“New semester, same old fridge.” It’s the motto of many Marquette upperclassmen upon returning home after a winter break and deciding that it might finally be time to figure out where that rancid smell is coming from. Such was the case in my own apartment, prompting me to empty and examine the remaining contents of our fridge myself. What follows is what happened (and what happens to many students across the nation) when such an endeavor is carried out.
I began by opening up the fridge door to the overwhelming stench of spoiled food. Somehow, the entire fridge smelled like every item had overstayed its welcome, and immediately I realized that I needed a quick way to get this done. I settled on working my way from the top down, throwing out all the gross items and calling it a day.
I started off by throwing away two different bags of carrots, each containing only a few rotten carrots, as well as an open, half-full bag of shredded carrots that was most definitely past its prime. With this, I also found a mystery bag, the kind you would get in the produce section, filled with a lot of brown substance and liquid.

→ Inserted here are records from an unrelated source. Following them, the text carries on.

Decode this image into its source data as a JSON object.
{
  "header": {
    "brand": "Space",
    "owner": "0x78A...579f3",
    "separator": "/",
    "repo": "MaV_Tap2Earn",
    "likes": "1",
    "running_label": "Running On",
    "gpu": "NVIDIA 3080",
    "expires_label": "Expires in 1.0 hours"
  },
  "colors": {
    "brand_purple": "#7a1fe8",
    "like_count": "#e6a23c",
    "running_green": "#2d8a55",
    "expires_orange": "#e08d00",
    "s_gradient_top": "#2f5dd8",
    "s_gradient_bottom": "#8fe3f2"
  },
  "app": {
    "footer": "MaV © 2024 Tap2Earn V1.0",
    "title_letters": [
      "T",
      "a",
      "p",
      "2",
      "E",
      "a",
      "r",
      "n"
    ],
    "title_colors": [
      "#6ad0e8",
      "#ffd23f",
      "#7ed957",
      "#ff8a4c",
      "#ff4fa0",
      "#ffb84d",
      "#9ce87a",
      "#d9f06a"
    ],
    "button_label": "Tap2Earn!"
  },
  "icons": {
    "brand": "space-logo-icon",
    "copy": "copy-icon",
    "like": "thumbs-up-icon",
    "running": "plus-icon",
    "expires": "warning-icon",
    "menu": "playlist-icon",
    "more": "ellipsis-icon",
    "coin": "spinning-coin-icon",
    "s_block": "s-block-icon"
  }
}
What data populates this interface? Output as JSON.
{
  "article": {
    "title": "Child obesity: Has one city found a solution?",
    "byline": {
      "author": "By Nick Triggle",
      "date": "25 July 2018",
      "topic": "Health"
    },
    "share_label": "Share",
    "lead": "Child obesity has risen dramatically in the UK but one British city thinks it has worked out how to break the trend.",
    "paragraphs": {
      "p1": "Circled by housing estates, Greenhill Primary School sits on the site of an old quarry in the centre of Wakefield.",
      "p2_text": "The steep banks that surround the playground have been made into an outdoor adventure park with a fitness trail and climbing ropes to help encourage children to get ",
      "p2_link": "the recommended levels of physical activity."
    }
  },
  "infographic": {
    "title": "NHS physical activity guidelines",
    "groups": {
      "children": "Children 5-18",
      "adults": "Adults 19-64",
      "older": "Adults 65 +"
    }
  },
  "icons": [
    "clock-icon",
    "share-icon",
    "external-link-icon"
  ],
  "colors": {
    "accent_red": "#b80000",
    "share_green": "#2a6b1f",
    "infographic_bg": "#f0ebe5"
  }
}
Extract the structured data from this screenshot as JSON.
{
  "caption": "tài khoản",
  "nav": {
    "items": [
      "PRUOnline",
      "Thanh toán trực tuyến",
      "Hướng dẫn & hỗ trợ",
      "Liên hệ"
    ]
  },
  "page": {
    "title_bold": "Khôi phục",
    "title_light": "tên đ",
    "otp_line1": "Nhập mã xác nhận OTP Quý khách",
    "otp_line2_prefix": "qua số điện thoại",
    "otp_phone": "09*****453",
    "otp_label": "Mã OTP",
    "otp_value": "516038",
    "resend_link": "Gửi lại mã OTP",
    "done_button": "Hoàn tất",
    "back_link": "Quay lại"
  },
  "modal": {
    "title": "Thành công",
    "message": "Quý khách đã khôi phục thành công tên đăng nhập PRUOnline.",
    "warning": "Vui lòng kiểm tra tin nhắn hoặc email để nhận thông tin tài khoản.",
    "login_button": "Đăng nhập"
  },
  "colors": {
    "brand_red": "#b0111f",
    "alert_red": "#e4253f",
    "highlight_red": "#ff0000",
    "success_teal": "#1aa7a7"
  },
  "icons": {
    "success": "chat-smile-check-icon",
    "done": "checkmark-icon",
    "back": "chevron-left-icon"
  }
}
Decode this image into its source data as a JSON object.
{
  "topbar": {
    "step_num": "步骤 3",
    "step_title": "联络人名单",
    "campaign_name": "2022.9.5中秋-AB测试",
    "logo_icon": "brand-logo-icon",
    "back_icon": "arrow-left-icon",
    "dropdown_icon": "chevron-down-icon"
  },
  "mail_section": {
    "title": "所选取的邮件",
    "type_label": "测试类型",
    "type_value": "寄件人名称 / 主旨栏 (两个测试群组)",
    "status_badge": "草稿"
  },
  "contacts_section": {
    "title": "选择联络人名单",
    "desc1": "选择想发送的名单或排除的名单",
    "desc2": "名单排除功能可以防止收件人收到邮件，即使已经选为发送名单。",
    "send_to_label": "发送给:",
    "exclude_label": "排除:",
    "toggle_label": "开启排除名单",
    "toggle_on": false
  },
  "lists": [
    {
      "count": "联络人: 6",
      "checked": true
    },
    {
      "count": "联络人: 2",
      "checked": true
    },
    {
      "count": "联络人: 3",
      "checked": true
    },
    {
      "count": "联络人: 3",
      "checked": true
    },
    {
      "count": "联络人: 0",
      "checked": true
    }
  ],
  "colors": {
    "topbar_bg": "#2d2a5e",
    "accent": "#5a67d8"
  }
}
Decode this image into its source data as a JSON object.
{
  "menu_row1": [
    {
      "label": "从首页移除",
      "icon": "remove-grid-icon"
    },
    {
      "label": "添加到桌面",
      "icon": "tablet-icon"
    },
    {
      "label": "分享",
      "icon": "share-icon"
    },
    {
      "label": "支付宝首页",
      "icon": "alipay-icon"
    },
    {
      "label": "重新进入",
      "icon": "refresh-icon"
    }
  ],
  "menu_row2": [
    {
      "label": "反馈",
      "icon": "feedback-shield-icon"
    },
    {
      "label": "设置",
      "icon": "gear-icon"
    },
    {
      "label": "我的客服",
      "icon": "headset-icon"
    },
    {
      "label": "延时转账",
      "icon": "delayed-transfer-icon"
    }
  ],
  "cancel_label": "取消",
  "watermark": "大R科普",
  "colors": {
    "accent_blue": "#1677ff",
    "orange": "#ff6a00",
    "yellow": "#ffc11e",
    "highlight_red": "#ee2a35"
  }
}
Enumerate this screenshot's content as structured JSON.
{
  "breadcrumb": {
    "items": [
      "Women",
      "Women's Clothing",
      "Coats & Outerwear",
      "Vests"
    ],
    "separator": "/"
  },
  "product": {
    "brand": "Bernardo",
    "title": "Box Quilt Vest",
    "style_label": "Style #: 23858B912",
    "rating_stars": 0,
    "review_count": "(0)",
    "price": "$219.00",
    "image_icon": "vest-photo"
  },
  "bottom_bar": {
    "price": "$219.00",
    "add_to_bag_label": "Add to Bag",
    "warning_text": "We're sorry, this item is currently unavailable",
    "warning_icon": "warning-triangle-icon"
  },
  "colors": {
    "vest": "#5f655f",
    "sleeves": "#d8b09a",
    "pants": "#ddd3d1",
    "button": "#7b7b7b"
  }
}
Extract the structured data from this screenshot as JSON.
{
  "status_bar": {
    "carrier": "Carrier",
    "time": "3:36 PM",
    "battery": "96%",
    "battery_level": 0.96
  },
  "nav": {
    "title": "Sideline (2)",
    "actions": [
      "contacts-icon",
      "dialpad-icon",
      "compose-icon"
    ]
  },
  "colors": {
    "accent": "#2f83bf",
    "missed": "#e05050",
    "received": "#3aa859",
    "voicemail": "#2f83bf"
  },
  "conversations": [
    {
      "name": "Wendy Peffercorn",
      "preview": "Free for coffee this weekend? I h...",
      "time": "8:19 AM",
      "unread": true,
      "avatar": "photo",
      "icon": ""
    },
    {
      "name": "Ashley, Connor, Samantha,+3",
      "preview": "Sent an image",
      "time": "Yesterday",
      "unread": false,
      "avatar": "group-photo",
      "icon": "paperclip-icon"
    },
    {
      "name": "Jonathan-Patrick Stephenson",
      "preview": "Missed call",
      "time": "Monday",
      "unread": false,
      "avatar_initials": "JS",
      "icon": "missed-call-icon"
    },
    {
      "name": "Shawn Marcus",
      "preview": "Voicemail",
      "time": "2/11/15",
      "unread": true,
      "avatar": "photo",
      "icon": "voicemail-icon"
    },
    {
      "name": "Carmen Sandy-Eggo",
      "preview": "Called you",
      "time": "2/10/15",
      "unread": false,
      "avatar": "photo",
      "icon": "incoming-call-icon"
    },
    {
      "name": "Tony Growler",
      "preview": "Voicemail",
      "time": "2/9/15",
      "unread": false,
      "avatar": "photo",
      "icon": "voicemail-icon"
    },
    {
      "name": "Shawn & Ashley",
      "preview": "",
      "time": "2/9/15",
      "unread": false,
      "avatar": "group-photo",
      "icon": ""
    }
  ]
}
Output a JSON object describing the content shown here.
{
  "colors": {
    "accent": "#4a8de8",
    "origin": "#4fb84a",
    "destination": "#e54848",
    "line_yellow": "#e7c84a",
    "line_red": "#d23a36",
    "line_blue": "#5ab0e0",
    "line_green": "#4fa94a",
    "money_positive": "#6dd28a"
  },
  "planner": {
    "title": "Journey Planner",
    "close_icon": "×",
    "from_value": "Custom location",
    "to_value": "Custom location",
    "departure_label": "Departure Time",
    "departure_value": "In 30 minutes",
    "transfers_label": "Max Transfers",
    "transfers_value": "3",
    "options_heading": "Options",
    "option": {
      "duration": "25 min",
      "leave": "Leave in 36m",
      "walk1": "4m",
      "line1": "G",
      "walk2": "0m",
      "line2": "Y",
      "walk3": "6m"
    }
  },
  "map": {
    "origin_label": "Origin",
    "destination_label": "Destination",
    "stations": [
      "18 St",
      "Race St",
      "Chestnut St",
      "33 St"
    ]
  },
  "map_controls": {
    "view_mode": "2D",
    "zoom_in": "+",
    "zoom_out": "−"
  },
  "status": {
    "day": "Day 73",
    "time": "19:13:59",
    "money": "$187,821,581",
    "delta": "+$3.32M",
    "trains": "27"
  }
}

What kind of produce it once was, or if it was even produce at all, I had no idea.
Next to go from the top shelf were two nearly empty bags of sad, shriveled celery, as well as an almost empty bag of sugar snap peas. With these fourth and fifth bags of long-expired vegetables being tossed out, I noticed a trend. With no other kinds of food anywhere in sight thus far, it was clear that my roommates and I can’t seem to finish our vegetables.
I moved on to an unfinished package of blue cheese crumble bearing an expiration date from Halloween, followed by some Greek yogurt that expired just after Thanksgiving, and some long-expired ham that had some weird stuff growing on it. All disgusting, but an interesting (and oddly refreshing) change from rotten vegetables.
Almost in spite, after the moldy dairy and meat, I found yet another unopened bag of sugar snap peas that had begun to liquify. Again, I stopped to question how we leave vegetables in the fridge so long that they change their state of matter, but assured myself that as long as they’re only turning into liquids, we’ll all be okay. I decided that it’s only when some spinach turns into a gas that I’ll be really worried.
Trudging along, behind the liquid sugar snap peas I found two old packages of mushrooms whose contents were way too soupy. It made me wonder about that mystery produce bag I’d chucked earlier, yet I pushed forward, telling myself there’s no sense in looking back now.
At this point, I finished clearing out the top shelf (yes, this is still just the top shelf) by removing one last item: a sandwich container filled with beer. It had been saved before returning a keg at the request of a roommate who said he’d use it for cooking brats. Yet clearly, he never followed through, leaving me to throw away the 3-month-old beer stored in a Tupperware container.
Luckily, the second shelf turned out to be no problem at all, as it was pretty sparse to begin, and only caused me to throw out two items. The first to go was a brown container of unfinished Sendik’s guacamole. It was the second item, however, that disturbed me a little more.
I took out a cereal bowl with some saran wrap over the top of it, the contents of which were white and soupy with a liquid I couldn’t really identify. What I knew for sure was that it smelled like feta cheese, and that it most definitely was not feta cheese. I tossed it and moved on to the bottom shelf.
Everything on the bottom shelf I threw out had an expiration date from October. Two 32-oz containers of yogurt, a half gallon of milk, a package of cream cheese, a few small bags of baby carrots (yikes) and a bottle of buttermilk went into the trash.
At that point, all the main fridge space had been vetted, leading me to move on to the drawers and the door. I was in the home stretch, and I was very glad to be.
All I found in the drawer was one apple, one orange and one slice of Swiss cheese. Clearing out the drawers, then, was no big deal. It was realizing the number of items that were almost finished but still left in the fridge that was (and still is) confounding.
I finally arrived at the fridge door, finding some expired broth, sour cream, buffalo sauce and salsa to throw out. The one weird thing to note, however, was that I found a small to-go container of dipping sauce. I was almost certain it was ranch, but at that point, deemed it not worth smelling to find out. My nose had endured enough for one day.
With an almost entirely full trash bag and the realization of my apartment’s inability to finish bags of vegetables, I was finished. It was a very interesting process, and one worth telling — both because it can inspire kitchen owners to go and detox their appliances to kick off the new semester, or it can warn them to stay far, far away from the depths of their fridges.